Problem to work on =>
Copy each line of the data below with the word "صنعتی".

Given records =>
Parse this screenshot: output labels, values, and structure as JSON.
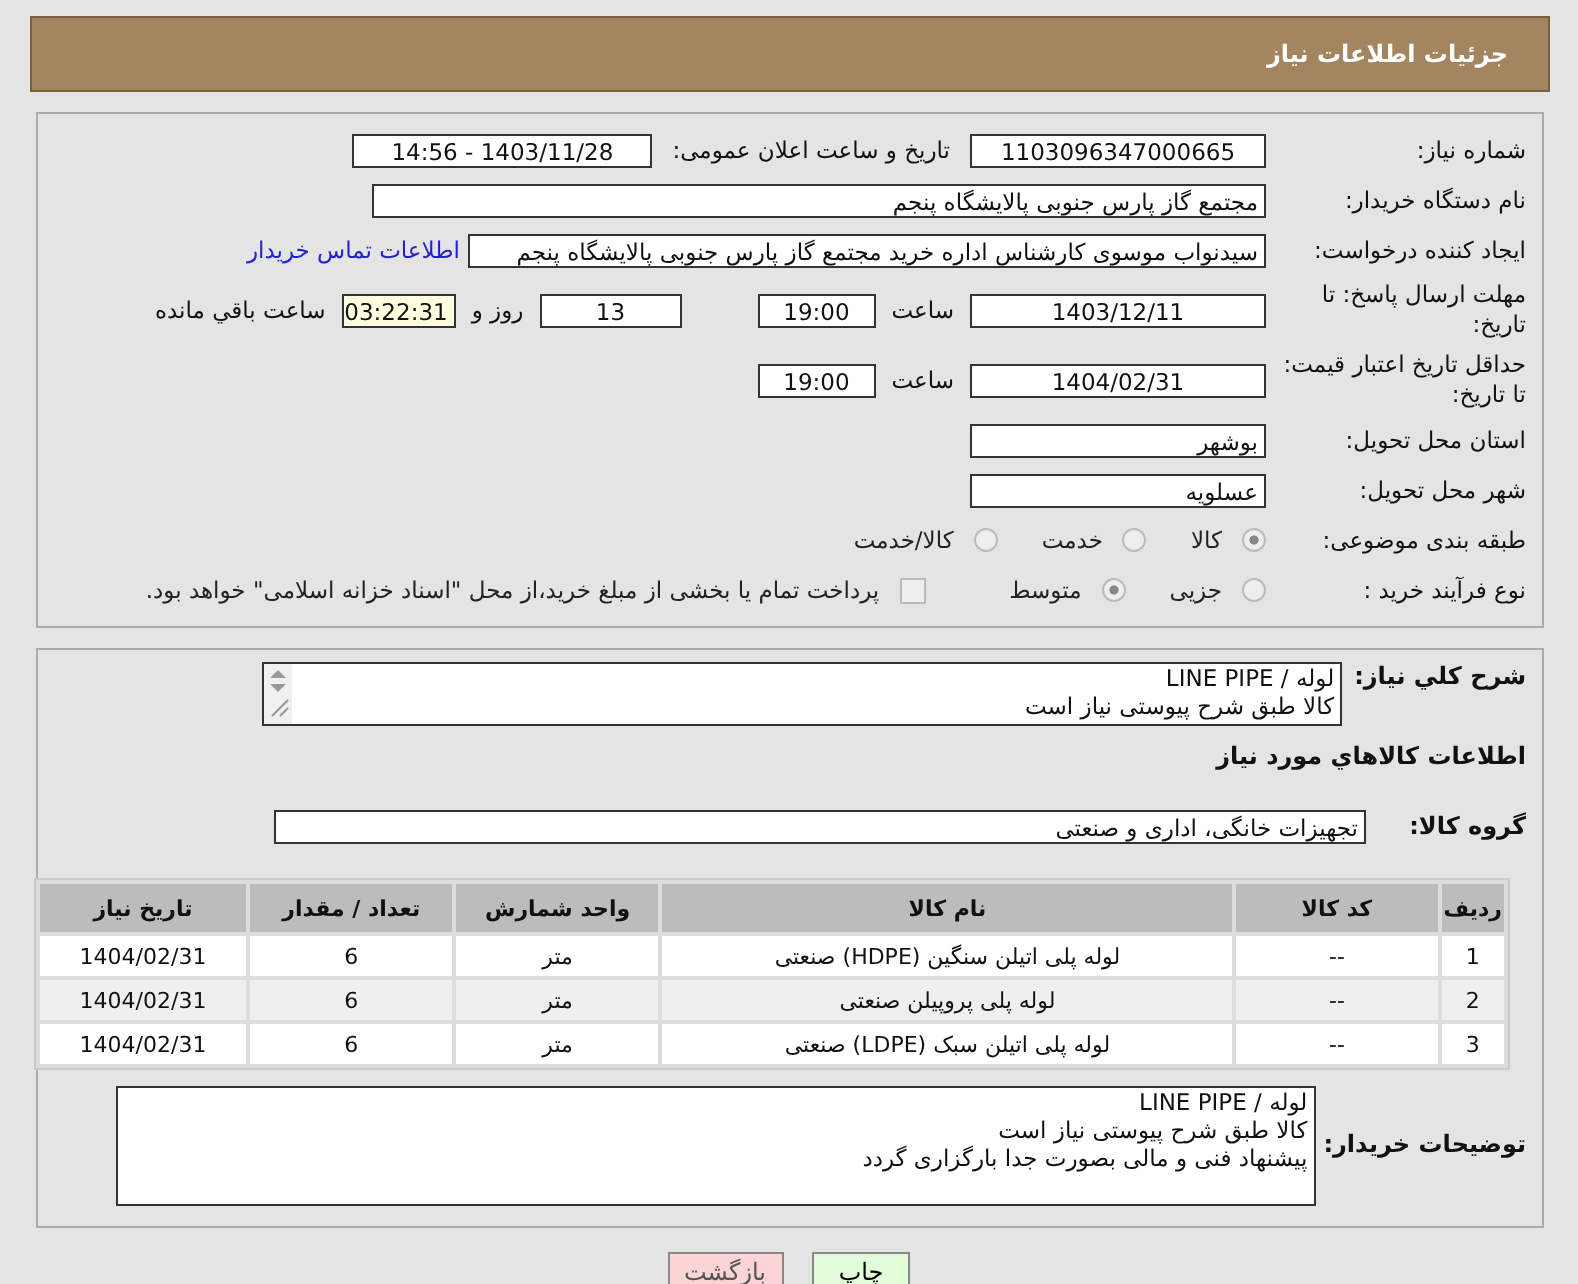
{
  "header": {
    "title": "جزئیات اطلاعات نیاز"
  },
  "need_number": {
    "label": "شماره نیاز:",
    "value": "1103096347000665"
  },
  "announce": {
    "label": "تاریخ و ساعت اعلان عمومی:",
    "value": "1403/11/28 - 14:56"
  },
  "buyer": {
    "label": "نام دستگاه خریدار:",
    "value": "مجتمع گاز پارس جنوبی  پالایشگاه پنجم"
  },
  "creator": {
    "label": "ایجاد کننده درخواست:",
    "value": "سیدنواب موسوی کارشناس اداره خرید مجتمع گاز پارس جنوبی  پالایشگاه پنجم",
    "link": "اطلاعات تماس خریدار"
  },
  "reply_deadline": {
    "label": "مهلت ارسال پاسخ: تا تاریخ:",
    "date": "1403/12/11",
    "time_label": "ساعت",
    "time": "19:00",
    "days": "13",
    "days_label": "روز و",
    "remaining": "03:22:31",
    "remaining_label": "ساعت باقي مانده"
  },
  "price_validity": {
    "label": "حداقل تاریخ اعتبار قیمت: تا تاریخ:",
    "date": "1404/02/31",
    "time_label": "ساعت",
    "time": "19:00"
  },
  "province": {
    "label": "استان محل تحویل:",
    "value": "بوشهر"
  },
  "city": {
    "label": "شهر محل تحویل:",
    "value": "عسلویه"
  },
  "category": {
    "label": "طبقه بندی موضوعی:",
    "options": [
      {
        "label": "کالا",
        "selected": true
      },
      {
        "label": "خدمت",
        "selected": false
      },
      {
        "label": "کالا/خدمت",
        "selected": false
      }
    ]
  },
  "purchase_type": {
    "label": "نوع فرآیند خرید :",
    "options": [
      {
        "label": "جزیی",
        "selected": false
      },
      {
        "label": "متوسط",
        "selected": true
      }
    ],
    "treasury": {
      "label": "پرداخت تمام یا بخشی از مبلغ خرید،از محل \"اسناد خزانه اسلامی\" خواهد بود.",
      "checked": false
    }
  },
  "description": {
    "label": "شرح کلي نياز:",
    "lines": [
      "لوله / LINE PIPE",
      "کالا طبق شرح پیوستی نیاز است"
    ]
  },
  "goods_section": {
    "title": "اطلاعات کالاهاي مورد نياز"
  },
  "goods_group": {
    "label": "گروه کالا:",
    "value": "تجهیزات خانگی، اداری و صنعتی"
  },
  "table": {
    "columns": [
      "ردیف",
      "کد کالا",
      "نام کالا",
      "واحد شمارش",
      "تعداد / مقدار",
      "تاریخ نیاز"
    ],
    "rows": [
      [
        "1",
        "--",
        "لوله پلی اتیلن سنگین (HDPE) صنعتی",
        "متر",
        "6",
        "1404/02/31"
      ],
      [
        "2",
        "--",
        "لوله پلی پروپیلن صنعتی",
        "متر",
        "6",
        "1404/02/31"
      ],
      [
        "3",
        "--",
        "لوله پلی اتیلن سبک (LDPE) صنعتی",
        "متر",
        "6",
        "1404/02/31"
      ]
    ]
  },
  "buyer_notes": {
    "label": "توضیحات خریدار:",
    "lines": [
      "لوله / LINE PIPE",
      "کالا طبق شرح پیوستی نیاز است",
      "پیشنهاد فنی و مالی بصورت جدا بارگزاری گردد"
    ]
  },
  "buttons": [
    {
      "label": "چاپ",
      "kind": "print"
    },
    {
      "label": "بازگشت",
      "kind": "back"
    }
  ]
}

Problem solution =>
    "value": "تجهیزات خانگی، اداری و صنعتی"
        "لوله پلی اتیلن سنگین (HDPE) صنعتی",
        "لوله پلی پروپیلن صنعتی",
        "لوله پلی اتیلن سبک (LDPE) صنعتی",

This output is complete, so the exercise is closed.